Being located on Maui also puts Mott in close vicinity to his teacher, Dick Nelson, Maui’s resident color master with whom many of the brightest local artists have studied. Nelson studied with Josef Albers at Yale in the 1950’s, an artist and teacher who came out of the “Bauhaus” movement in Germany, and is often considered the greatest colorist of the 20th century. The color matrix on which Huedoku is based was developed by Nelson who has furthered many of Albers’ famous color lessons.

Scruton and Mott, the creators of Huedoku, have developed relationships with artists, educators, neuroscientists, and color vision experts around the world. Mott believes, however, that the app will be successful because of a grass roots local following.

“It’s about having fun,” says Mott. “We’ve had a groundswell of support from mainland friends but especially in our Maui community. People have gone absolutely nuts over Huedoku.”


Mott, a former Vice President with Jupiter Media Metrix in San Francisco, is the inventor of Huedoku and creator of the Colorbox, an interactive art piece exhibited on the Big Island and multiple time at the Maui Arts and Cultural Center. He has been immersed in color education and research for the last ten years and is the author of websites showing color relationship that have had over one million visits.


What people are saying:

“Huedoku is in a class of its own, redefining how we see color”–Max Fancher, Maximize Video Production

“Huedoku will change the way you see both color and the world.”–Barry Rivers, Founder/Director of the Maui Film Festival

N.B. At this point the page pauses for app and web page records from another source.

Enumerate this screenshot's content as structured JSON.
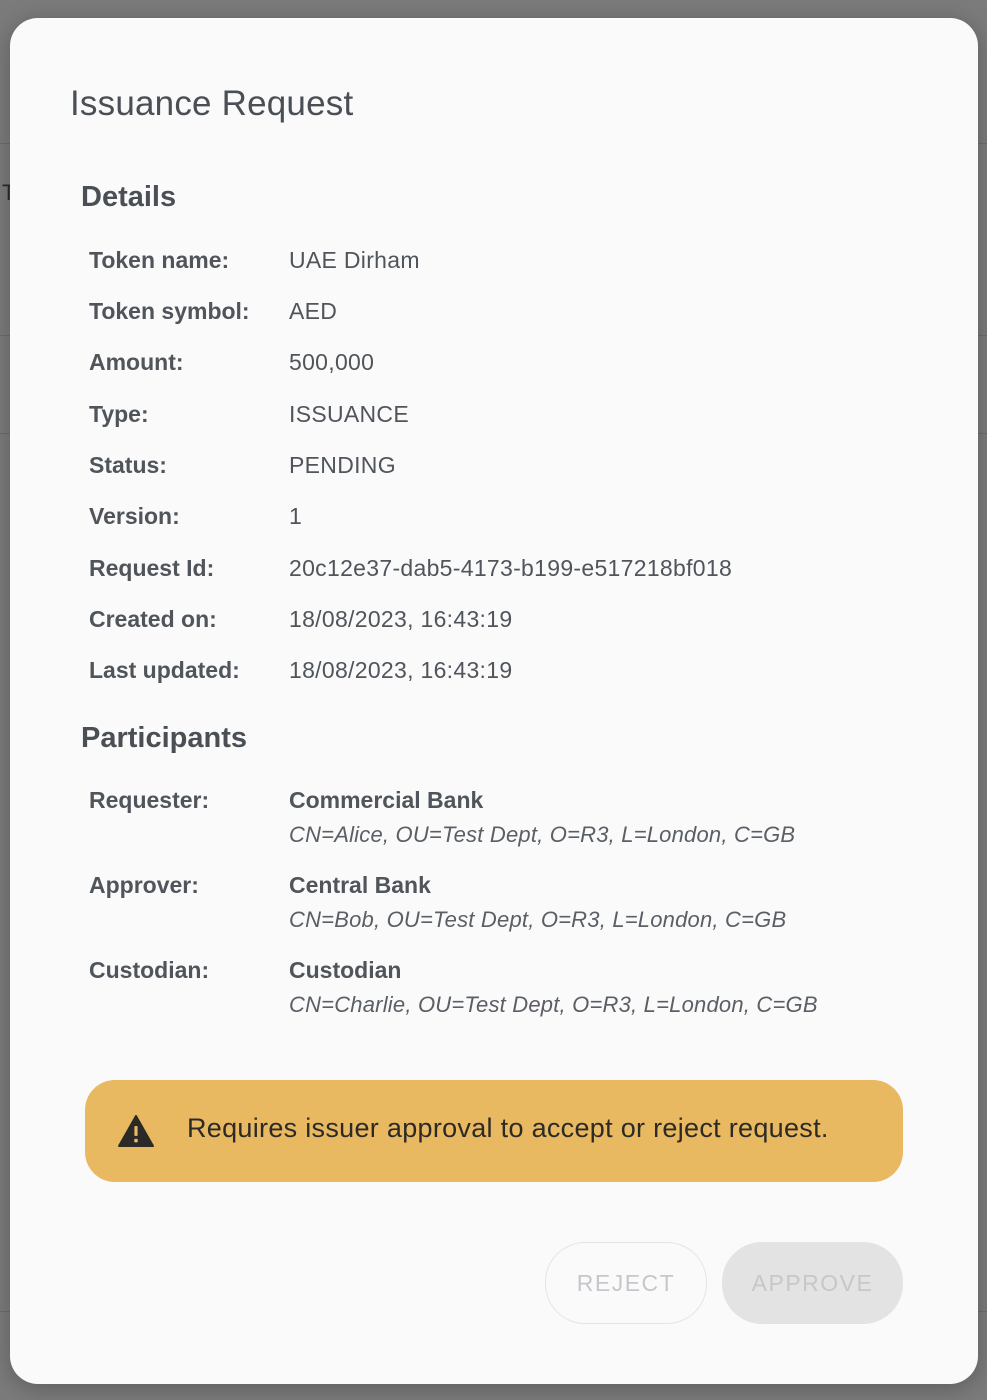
{
  "dialog": {
    "title": "Issuance Request"
  },
  "details": {
    "heading": "Details",
    "rows": [
      {
        "label": "Token name:",
        "value": "UAE Dirham"
      },
      {
        "label": "Token symbol:",
        "value": "AED"
      },
      {
        "label": "Amount:",
        "value": "500,000"
      },
      {
        "label": "Type:",
        "value": "ISSUANCE"
      },
      {
        "label": "Status:",
        "value": "PENDING"
      },
      {
        "label": "Version:",
        "value": "1"
      },
      {
        "label": "Request Id:",
        "value": "20c12e37-dab5-4173-b199-e517218bf018"
      },
      {
        "label": "Created on:",
        "value": "18/08/2023, 16:43:19"
      },
      {
        "label": "Last updated:",
        "value": "18/08/2023, 16:43:19"
      }
    ]
  },
  "participants": {
    "heading": "Participants",
    "rows": [
      {
        "label": "Requester:",
        "name": "Commercial Bank",
        "dn": "CN=Alice, OU=Test Dept, O=R3, L=London, C=GB"
      },
      {
        "label": "Approver:",
        "name": "Central Bank",
        "dn": "CN=Bob, OU=Test Dept, O=R3, L=London, C=GB"
      },
      {
        "label": "Custodian:",
        "name": "Custodian",
        "dn": "CN=Charlie, OU=Test Dept, O=R3, L=London, C=GB"
      }
    ]
  },
  "alert": {
    "icon": "warning-icon",
    "text": "Requires issuer approval to accept or reject request.",
    "color": "#e9b961"
  },
  "actions": {
    "reject_label": "REJECT",
    "approve_label": "APPROVE"
  },
  "background": {
    "partial_text": "T"
  }
}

“Huedoku is a wonderful mind bender for your anti-Alzheimer’s diet”–Angel Hendrix, educator